:: About this task ::
Return every line below in which "luận" appears.

-- Opening Marker --

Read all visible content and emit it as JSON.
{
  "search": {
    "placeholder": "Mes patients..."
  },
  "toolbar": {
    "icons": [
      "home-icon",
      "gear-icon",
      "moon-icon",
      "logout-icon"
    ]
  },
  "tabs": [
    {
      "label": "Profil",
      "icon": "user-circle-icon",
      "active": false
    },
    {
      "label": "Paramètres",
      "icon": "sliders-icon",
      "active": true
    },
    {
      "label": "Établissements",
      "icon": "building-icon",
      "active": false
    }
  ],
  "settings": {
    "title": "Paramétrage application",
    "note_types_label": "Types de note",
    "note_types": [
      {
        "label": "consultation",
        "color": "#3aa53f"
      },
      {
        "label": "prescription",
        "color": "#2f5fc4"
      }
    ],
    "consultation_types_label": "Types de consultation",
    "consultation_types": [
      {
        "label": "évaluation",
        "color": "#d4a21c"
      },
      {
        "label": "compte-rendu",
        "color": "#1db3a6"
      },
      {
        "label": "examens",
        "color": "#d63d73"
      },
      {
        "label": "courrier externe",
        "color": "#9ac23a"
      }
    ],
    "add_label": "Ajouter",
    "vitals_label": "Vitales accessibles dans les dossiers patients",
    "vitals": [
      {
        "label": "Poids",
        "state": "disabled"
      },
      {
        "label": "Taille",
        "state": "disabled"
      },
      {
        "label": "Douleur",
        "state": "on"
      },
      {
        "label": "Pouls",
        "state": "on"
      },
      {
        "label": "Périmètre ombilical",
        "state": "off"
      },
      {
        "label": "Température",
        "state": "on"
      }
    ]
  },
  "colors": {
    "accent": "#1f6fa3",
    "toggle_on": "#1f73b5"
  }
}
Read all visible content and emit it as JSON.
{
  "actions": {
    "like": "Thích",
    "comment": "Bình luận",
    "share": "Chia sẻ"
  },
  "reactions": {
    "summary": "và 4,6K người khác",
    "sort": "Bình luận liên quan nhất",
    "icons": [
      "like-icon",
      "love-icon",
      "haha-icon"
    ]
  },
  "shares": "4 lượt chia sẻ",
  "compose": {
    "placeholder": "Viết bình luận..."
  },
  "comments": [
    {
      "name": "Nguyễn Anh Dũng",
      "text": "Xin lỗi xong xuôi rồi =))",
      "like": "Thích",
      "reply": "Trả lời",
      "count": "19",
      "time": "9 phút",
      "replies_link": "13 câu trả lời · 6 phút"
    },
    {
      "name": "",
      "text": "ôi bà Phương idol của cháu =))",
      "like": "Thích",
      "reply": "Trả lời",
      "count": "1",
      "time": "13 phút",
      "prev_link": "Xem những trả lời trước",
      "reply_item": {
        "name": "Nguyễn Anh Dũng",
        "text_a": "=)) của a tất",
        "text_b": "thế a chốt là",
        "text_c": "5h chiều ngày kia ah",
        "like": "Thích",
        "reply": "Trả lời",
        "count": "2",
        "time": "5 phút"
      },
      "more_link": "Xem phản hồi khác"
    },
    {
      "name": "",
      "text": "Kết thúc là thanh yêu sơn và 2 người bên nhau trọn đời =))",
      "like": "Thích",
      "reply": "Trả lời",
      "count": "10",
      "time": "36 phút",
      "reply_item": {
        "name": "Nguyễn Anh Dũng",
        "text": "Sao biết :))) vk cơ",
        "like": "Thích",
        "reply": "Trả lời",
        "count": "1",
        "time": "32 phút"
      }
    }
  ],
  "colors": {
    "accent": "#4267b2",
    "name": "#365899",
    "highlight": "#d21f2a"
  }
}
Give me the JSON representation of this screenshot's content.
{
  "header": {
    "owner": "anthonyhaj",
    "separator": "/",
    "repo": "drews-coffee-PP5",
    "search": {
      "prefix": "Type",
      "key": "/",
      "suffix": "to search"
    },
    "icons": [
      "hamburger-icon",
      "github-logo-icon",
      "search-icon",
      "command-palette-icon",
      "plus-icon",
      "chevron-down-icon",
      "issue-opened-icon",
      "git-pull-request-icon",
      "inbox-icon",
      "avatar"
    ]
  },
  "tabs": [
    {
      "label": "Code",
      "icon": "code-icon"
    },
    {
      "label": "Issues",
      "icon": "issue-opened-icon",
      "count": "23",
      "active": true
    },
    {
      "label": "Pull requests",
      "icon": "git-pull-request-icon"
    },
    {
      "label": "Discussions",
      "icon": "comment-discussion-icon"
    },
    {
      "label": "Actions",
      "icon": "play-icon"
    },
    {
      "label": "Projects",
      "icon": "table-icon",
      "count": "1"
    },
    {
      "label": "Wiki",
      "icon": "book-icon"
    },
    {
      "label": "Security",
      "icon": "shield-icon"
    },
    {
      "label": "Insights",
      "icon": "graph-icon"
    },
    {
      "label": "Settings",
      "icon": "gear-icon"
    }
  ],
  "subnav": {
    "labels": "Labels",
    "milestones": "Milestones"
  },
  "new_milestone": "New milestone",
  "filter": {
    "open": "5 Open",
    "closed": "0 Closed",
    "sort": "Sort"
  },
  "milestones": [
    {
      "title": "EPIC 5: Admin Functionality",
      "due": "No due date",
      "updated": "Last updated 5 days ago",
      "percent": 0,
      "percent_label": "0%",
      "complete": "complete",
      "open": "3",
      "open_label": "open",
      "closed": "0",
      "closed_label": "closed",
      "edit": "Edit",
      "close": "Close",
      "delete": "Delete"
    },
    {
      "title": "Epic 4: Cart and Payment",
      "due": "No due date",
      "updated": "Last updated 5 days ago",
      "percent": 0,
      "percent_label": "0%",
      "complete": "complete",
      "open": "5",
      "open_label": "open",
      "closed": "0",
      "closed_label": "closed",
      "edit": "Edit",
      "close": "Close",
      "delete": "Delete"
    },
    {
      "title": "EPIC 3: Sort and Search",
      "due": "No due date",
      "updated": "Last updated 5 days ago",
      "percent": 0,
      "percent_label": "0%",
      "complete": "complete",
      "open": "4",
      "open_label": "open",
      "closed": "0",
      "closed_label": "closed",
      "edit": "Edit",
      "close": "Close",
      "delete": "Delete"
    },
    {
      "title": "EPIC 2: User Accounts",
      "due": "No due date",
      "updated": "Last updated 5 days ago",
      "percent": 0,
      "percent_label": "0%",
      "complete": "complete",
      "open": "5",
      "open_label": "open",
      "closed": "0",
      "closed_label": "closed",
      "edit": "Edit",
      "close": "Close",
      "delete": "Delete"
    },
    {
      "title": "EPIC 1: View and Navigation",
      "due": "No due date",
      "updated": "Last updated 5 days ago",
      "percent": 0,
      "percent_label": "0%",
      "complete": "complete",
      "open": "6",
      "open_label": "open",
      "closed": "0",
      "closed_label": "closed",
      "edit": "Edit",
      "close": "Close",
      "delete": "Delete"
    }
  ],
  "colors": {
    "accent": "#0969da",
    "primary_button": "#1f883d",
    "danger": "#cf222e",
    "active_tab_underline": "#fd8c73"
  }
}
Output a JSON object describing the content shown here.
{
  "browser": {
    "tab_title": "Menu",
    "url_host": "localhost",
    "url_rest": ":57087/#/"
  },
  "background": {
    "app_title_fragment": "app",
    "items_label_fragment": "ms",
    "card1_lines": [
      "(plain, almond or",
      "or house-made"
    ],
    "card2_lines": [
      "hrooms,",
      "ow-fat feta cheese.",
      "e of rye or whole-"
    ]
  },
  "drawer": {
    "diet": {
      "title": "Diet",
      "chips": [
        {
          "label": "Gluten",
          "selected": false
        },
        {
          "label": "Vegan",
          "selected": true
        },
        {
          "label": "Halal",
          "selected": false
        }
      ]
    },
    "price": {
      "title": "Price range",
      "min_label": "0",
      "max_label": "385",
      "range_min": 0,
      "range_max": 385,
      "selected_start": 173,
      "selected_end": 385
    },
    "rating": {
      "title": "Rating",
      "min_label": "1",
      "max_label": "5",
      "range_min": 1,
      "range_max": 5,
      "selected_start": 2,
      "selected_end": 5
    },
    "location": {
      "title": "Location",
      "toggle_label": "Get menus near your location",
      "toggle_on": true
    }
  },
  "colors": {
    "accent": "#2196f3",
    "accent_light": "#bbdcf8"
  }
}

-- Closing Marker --

:: Exercise answer ::
    "comment": "Bình luận",
    "sort": "Bình luận liên quan nhất",
    "placeholder": "Viết bình luận..."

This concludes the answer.